"I said, 'no blinking'!"

“I said, ‘no blinking’!”

We know why he matters to Stewart, but to us, the audience, it’s key that we at least feel some sympathy for the guy.

And although Bernal’s Bahari is the one we’re supposed to obviously be interested by the most, it’s still hard to not want to know more about his captor, either. Kim Bodnia, another non-Iranian actor playing an Iranian, does a fine a job as Bahari’s main captor (his nickname was the movie’s title, all because Bahari couldn’t identify him by anything else, other than the smell of his fresh-to-death cologne), and gives us a glimpse into the soul of a guy who may be more than what he appears to be. Sure, he has a pretty brutal job that he goes through with, day in and day out, without hardly any objections, but there’s a slight idea we get to see in which we realize that maybe he doesn’t like his savage job as much as he appears to be, and is only being a brutal d-bag, because that’s what his boss from up top tells him to be. It’s all very interesting and, had there been a better movie to work with here, I feel like Bodnia would have absolutely ran wild with this character and gave us plenty to talk about, but thus, we don’t.

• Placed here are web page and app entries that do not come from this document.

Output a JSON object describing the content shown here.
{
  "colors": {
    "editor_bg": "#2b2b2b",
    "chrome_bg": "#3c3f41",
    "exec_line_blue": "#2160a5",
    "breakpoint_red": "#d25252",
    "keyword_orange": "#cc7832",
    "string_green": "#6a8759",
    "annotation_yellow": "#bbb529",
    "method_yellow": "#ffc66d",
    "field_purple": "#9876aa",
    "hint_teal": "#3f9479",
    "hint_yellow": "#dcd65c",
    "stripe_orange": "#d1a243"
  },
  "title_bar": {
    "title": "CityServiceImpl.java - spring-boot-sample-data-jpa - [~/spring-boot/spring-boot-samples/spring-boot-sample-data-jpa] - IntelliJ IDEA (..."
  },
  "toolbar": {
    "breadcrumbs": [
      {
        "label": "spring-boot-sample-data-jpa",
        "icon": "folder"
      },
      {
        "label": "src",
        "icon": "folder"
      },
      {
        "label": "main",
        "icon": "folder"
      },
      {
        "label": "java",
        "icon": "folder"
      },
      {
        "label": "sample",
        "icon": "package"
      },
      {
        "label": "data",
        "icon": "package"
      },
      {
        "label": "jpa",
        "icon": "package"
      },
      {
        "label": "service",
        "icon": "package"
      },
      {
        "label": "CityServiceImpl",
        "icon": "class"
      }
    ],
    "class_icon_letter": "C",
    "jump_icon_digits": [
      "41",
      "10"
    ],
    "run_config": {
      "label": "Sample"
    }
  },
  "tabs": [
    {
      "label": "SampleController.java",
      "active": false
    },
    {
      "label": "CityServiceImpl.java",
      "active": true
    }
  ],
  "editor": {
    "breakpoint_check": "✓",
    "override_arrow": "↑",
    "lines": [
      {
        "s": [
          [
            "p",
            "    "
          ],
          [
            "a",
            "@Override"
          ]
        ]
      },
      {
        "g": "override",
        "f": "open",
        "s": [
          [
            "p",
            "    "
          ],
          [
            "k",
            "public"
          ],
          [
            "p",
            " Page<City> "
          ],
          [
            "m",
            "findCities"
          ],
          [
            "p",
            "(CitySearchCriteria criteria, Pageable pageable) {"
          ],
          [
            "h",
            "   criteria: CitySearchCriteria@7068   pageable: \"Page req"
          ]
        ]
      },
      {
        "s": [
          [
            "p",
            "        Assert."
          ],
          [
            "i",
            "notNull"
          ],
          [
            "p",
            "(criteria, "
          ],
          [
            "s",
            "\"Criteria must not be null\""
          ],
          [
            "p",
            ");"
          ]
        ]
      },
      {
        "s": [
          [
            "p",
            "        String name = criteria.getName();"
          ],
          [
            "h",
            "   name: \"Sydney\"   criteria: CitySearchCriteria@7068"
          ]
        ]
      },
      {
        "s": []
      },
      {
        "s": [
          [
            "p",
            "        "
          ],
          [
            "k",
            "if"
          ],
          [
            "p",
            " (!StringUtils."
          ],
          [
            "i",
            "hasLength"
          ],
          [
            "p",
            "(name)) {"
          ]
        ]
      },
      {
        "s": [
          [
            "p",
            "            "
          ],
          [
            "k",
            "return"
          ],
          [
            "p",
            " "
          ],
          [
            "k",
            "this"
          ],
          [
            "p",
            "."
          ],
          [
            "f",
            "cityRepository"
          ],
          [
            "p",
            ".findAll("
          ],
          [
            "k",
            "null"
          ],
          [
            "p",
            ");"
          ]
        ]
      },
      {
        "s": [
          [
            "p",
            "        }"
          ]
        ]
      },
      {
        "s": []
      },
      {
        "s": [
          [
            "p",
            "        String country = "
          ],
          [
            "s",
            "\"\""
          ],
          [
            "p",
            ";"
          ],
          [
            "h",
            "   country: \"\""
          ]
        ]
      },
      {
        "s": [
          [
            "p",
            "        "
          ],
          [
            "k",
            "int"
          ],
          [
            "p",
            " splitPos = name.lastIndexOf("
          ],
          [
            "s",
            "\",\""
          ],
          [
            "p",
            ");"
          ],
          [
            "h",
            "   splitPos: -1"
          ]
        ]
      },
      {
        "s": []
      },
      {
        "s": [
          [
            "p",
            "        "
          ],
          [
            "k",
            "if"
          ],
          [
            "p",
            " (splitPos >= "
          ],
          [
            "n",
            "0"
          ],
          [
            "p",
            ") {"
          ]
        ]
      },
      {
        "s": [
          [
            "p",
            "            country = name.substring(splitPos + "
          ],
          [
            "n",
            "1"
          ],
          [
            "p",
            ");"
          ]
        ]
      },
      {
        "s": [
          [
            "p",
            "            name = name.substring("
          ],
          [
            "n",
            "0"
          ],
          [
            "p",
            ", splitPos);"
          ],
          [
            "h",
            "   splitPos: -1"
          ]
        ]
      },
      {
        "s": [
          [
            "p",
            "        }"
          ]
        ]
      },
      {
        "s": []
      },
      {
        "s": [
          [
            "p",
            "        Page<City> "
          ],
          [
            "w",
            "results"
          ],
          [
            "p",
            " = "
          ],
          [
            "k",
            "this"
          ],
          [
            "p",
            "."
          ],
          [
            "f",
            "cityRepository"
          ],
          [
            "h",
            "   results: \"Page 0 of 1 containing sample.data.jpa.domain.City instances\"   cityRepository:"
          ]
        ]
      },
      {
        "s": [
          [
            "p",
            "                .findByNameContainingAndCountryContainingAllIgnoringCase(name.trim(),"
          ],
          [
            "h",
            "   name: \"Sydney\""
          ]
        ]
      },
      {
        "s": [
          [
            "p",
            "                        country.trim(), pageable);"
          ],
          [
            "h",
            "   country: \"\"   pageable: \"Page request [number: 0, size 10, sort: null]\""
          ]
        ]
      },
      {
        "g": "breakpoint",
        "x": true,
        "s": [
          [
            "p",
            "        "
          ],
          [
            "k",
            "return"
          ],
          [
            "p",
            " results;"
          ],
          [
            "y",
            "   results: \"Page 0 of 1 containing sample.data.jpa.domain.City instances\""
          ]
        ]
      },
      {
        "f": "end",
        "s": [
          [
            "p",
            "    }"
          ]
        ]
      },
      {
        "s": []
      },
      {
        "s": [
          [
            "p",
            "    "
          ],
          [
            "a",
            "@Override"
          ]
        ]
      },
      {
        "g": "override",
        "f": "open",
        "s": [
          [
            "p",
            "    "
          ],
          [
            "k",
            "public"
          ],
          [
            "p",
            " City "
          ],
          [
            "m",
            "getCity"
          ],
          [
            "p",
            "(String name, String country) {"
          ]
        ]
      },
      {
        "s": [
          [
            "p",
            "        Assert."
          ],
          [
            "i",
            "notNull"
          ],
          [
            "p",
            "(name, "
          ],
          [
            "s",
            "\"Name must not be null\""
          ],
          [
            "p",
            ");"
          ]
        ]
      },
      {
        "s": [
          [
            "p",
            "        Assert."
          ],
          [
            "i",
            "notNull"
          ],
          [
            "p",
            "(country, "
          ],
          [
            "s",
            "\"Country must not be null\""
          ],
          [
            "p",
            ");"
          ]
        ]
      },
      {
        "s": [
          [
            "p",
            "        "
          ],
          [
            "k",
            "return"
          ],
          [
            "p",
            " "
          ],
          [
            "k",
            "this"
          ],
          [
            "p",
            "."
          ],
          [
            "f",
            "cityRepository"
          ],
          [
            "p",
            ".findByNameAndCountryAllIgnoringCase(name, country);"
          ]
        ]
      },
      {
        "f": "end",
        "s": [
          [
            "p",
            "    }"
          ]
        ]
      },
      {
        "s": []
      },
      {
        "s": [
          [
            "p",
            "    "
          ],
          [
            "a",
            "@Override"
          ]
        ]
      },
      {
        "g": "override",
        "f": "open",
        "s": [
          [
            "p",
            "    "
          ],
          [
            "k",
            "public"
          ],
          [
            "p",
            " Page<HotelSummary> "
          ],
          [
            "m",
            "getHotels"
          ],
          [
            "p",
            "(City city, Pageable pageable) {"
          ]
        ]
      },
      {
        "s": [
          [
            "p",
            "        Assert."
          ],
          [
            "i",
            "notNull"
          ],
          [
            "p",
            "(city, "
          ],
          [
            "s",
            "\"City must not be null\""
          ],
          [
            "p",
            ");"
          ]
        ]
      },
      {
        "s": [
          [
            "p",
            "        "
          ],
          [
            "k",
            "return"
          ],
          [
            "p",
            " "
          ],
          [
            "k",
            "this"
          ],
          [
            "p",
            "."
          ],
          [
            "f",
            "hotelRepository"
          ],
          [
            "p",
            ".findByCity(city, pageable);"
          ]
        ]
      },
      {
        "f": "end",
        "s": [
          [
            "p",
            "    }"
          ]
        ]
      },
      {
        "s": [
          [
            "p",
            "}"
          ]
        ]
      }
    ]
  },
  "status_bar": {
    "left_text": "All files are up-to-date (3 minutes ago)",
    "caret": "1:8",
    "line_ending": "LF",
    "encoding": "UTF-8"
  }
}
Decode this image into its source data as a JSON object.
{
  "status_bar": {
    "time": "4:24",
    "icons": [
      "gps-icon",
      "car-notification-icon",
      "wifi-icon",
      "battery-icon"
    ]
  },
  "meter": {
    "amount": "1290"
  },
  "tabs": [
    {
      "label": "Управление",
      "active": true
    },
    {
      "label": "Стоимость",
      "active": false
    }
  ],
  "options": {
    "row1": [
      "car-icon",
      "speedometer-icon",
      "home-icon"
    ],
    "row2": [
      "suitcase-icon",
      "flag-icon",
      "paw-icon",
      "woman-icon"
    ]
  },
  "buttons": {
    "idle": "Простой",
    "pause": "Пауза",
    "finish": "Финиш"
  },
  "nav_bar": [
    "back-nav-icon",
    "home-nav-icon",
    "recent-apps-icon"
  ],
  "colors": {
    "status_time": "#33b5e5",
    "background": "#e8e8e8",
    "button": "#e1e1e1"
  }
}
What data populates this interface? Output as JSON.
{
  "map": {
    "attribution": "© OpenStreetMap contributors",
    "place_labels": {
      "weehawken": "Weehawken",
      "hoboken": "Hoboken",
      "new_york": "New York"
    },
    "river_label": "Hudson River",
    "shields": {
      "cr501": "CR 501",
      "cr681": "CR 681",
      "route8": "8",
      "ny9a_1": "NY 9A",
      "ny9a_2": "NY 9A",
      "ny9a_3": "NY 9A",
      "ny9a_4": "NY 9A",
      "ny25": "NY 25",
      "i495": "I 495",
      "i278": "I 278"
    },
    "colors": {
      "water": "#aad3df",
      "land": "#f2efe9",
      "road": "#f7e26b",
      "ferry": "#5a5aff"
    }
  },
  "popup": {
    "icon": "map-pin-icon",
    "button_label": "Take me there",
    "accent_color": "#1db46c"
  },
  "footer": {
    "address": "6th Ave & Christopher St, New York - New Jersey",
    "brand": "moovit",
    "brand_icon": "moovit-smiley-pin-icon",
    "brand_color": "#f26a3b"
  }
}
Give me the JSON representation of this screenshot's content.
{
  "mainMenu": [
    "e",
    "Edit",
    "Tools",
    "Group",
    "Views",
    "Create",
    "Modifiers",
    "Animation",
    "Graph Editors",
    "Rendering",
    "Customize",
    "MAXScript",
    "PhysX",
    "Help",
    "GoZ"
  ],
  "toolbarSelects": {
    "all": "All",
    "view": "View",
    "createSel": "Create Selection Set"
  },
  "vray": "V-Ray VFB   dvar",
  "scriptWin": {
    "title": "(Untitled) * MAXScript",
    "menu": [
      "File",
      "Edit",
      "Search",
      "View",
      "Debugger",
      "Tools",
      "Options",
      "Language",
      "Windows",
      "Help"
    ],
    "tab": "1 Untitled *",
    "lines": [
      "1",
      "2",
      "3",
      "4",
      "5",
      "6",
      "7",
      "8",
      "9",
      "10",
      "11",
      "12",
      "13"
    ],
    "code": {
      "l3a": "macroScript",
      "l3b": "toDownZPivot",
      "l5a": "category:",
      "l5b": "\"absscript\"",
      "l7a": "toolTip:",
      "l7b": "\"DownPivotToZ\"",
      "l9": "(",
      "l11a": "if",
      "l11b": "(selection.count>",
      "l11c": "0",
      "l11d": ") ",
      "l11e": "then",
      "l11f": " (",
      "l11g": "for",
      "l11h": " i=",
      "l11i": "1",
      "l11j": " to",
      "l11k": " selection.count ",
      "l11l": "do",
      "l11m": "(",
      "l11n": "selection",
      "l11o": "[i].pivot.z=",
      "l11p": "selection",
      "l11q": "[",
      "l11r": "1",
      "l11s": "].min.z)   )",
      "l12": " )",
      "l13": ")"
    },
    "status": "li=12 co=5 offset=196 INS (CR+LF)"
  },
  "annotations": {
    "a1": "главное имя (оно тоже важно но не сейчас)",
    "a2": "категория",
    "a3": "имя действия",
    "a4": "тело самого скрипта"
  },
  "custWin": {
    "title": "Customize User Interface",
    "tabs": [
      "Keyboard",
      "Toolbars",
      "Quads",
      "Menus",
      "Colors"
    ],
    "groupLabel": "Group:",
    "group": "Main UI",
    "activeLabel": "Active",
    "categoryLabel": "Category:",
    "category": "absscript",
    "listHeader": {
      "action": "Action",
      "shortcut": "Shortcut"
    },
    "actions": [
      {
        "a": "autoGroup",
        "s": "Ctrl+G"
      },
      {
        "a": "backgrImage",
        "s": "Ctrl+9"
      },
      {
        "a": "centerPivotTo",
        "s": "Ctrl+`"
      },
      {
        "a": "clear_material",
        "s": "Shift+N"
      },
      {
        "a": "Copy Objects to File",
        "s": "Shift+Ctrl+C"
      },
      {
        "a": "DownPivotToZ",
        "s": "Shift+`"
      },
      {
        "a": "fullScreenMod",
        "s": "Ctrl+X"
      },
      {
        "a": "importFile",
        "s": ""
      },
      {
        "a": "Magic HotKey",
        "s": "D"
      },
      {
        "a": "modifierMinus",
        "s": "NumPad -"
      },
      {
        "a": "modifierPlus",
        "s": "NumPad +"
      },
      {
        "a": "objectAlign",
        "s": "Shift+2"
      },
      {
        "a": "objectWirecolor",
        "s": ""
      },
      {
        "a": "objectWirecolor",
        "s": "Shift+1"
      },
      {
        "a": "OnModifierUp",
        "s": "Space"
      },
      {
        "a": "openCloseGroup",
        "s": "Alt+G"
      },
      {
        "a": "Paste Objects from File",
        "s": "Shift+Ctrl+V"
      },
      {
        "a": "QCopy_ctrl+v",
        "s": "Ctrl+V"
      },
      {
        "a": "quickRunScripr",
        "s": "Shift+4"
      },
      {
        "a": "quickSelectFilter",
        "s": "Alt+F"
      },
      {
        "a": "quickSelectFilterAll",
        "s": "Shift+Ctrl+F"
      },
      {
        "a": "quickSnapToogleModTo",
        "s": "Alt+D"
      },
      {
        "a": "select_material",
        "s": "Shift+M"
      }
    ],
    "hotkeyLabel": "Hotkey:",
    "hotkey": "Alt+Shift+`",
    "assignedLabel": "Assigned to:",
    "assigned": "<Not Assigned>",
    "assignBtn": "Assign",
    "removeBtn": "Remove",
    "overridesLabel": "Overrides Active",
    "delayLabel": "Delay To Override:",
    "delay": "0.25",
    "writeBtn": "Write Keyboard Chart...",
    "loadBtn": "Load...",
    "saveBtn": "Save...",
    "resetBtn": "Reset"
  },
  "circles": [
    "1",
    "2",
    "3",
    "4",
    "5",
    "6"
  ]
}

Just another instance of disappointment. Interesting disappointment, but disappointment nonetheless.

Consensus: Though Jon Stewart shows plenty of promise behind the camera with Rosewater, it’s still a messy movie that doesn’t always hit the marks that it should, but gets by on a few interesting notes, if only mildly so.

7 / 10 = Rental!!

I hate being late for class, too.

I hate being late for class, too.

Photo’s Credit to: Goggle Images